Retail and restaurant workers have been sounding this alarm for a very long time. Add in the piles of sexual harassment allegations lodged at companies like Activision Blizzard , Riot Games , and Ubisoft , alongside the general #MeToo uprising in the space, and working in games doesn't look particularly appealing right now. Just like all companies affected by The Great Resignation, game developers are looking at ways to keep its current workforces and attract new potential employees.
The video game industry was unstoppable in 2020, with the Global X Video Games & Esports (NASDAQ: HERO) exchange-traded fund (ETF) soaring 90% last year, outperforming the S&P 500 by better than 5 to 1. In addition, a reopened economy has people out of their homes and enjoying other entertainment activities, so video game sales are not expected to be nearly as robust as they have been recently.
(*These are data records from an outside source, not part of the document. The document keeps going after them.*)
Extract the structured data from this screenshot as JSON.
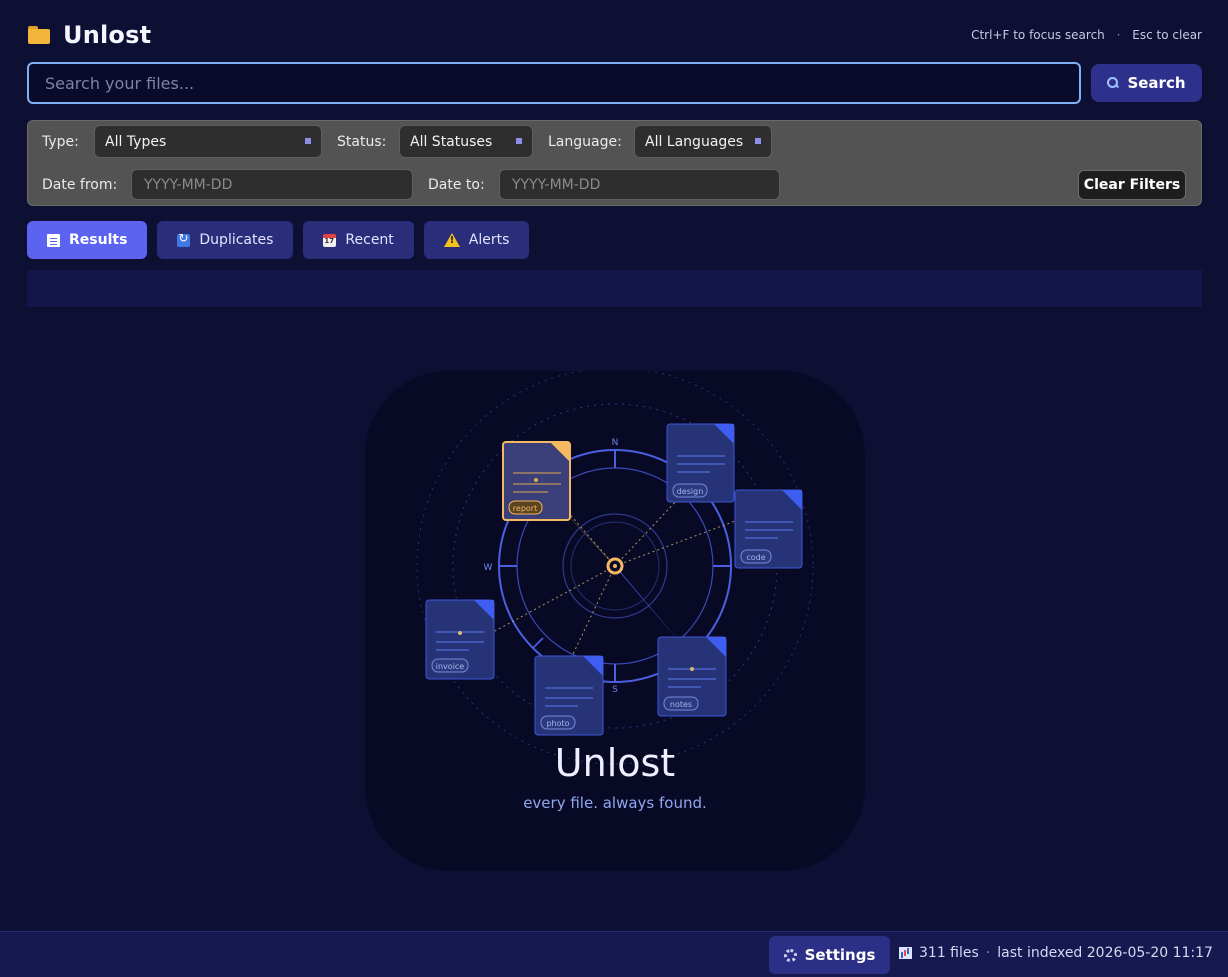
{
  "app": {
    "title": "Unlost",
    "icon": "folder-icon"
  },
  "shortcuts": {
    "focus_key": "Ctrl+F",
    "focus_text": "to focus search",
    "separator": "·",
    "clear_key": "Esc",
    "clear_text": "to clear"
  },
  "search": {
    "placeholder": "Search your files...",
    "value": "",
    "button_label": "Search",
    "button_icon": "magnifier-icon"
  },
  "filters": {
    "type_label": "Type:",
    "type_value": "All Types",
    "status_label": "Status:",
    "status_value": "All Statuses",
    "language_label": "Language:",
    "language_value": "All Languages",
    "date_from_label": "Date from:",
    "date_from_placeholder": "YYYY-MM-DD",
    "date_to_label": "Date to:",
    "date_to_placeholder": "YYYY-MM-DD",
    "clear_label": "Clear Filters"
  },
  "tabs": [
    {
      "label": "Results",
      "icon": "document-icon",
      "active": true
    },
    {
      "label": "Duplicates",
      "icon": "refresh-icon",
      "active": false
    },
    {
      "label": "Recent",
      "icon": "calendar-icon",
      "active": false
    },
    {
      "label": "Alerts",
      "icon": "warning-icon",
      "active": false
    }
  ],
  "hero": {
    "title": "Unlost",
    "tagline": "every file. always found.",
    "compass": {
      "n": "N",
      "s": "S",
      "w": "W"
    },
    "cards": [
      "report",
      "design",
      "code",
      "invoice",
      "photo",
      "notes"
    ]
  },
  "colors": {
    "accent": "#5b63f0",
    "highlight": "#f4b860",
    "background": "#0d0f33",
    "card": "#263377"
  },
  "status": {
    "settings_label": "Settings",
    "files": "311 files",
    "separator": "·",
    "last_indexed": "last indexed 2026-05-20 11:17"
  }
}
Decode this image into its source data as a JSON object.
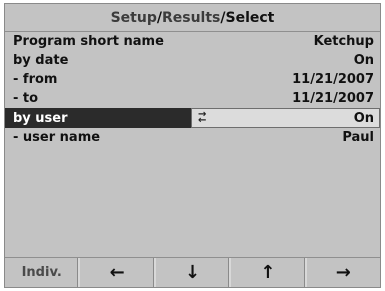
{
  "title": {
    "crumb1": "Setup",
    "sep": "/",
    "crumb2": "Results",
    "current": "Select"
  },
  "rows": [
    {
      "label": "Program short name",
      "value": "Ketchup"
    },
    {
      "label": "by date",
      "value": "On"
    },
    {
      "label": "- from",
      "value": "11/21/2007"
    },
    {
      "label": "- to",
      "value": "11/21/2007"
    },
    {
      "label": "by user",
      "value": "On",
      "selected": true,
      "icon": "toggle-arrows-icon"
    },
    {
      "label": "- user name",
      "value": "Paul"
    }
  ],
  "softkeys": [
    {
      "label": "Indiv."
    },
    {
      "glyph": "←",
      "icon": "arrow-left-icon"
    },
    {
      "glyph": "↓",
      "icon": "arrow-down-icon"
    },
    {
      "glyph": "↑",
      "icon": "arrow-up-icon"
    },
    {
      "glyph": "→",
      "icon": "arrow-right-icon"
    }
  ],
  "colors": {
    "background": "#c3c3c3",
    "selection": "#2b2b2b",
    "field": "#dcdcdc"
  }
}
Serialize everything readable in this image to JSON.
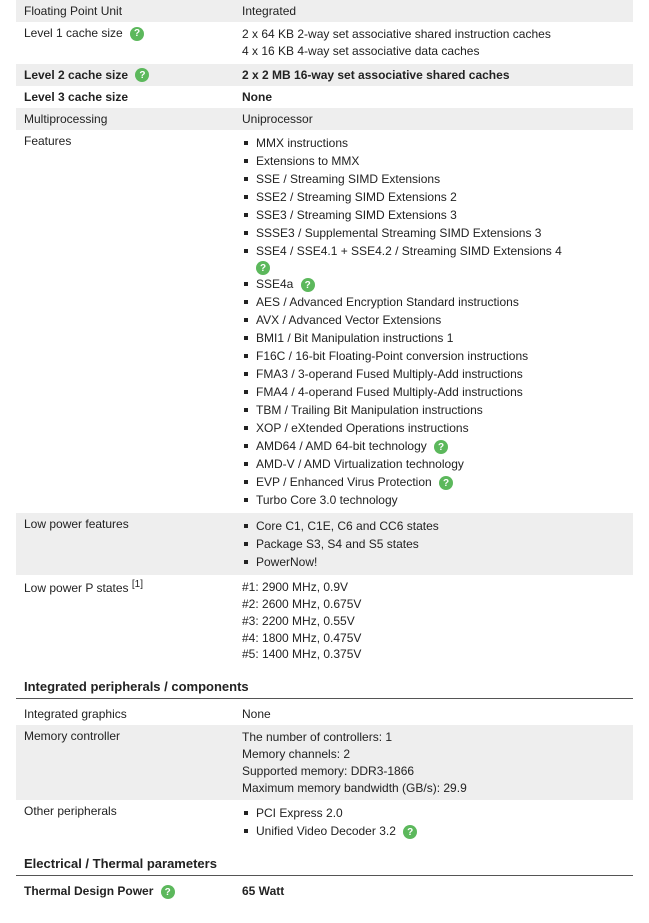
{
  "rows": {
    "fpu": {
      "label": "Floating Point Unit",
      "value": "Integrated"
    },
    "l1": {
      "label": "Level 1 cache size",
      "value": "2 x 64 KB 2-way set associative shared instruction caches\n4 x 16 KB 4-way set associative data caches"
    },
    "l2": {
      "label": "Level 2 cache size",
      "value": "2 x 2 MB 16-way set associative shared caches"
    },
    "l3": {
      "label": "Level 3 cache size",
      "value": "None"
    },
    "mp": {
      "label": "Multiprocessing",
      "value": "Uniprocessor"
    },
    "features": {
      "label": "Features"
    },
    "lowpower": {
      "label": "Low power features"
    },
    "pstates": {
      "label": "Low power P states",
      "value": "#1: 2900 MHz, 0.9V\n#2: 2600 MHz, 0.675V\n#3: 2200 MHz, 0.55V\n#4: 1800 MHz, 0.475V\n#5: 1400 MHz, 0.375V",
      "ref": "[1]"
    },
    "igfx": {
      "label": "Integrated graphics",
      "value": "None"
    },
    "memctrl": {
      "label": "Memory controller",
      "value": "The number of controllers: 1\nMemory channels: 2\nSupported memory: DDR3-1866\nMaximum memory bandwidth (GB/s): 29.9"
    },
    "otherperiph": {
      "label": "Other peripherals"
    },
    "tdp": {
      "label": "Thermal Design Power",
      "value": "65 Watt"
    }
  },
  "features_list": [
    {
      "text": "MMX instructions"
    },
    {
      "text": "Extensions to MMX"
    },
    {
      "text": "SSE / Streaming SIMD Extensions"
    },
    {
      "text": "SSE2 / Streaming SIMD Extensions 2"
    },
    {
      "text": "SSE3 / Streaming SIMD Extensions 3"
    },
    {
      "text": "SSSE3 / Supplemental Streaming SIMD Extensions 3"
    },
    {
      "text": "SSE4 / SSE4.1 + SSE4.2 / Streaming SIMD Extensions 4",
      "help_below": true
    },
    {
      "text": "SSE4a",
      "help": true
    },
    {
      "text": "AES / Advanced Encryption Standard instructions"
    },
    {
      "text": "AVX / Advanced Vector Extensions"
    },
    {
      "text": "BMI1 / Bit Manipulation instructions 1"
    },
    {
      "text": "F16C / 16-bit Floating-Point conversion instructions"
    },
    {
      "text": "FMA3 / 3-operand Fused Multiply-Add instructions"
    },
    {
      "text": "FMA4 / 4-operand Fused Multiply-Add instructions"
    },
    {
      "text": "TBM / Trailing Bit Manipulation instructions"
    },
    {
      "text": "XOP / eXtended Operations instructions"
    },
    {
      "text": "AMD64 / AMD 64-bit technology",
      "help": true
    },
    {
      "text": "AMD-V / AMD Virtualization technology"
    },
    {
      "text": "EVP / Enhanced Virus Protection",
      "help": true
    },
    {
      "text": "Turbo Core 3.0 technology"
    }
  ],
  "lowpower_list": [
    {
      "text": "Core C1, C1E, C6 and CC6 states"
    },
    {
      "text": "Package S3, S4 and S5 states"
    },
    {
      "text": "PowerNow!"
    }
  ],
  "otherperiph_list": [
    {
      "text": "PCI Express 2.0"
    },
    {
      "text": "Unified Video Decoder 3.2",
      "help": true
    }
  ],
  "sections": {
    "periph": "Integrated peripherals / components",
    "thermal": "Electrical / Thermal parameters"
  },
  "help_glyph": "?"
}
Although the industry watchers at Newzoo forecast the video game market will decline this year for the first time since they began tracking it in 2012 -- it's expected to fall to $173 billion from last year's $177 billion -- it is expected to resume its expansion next year.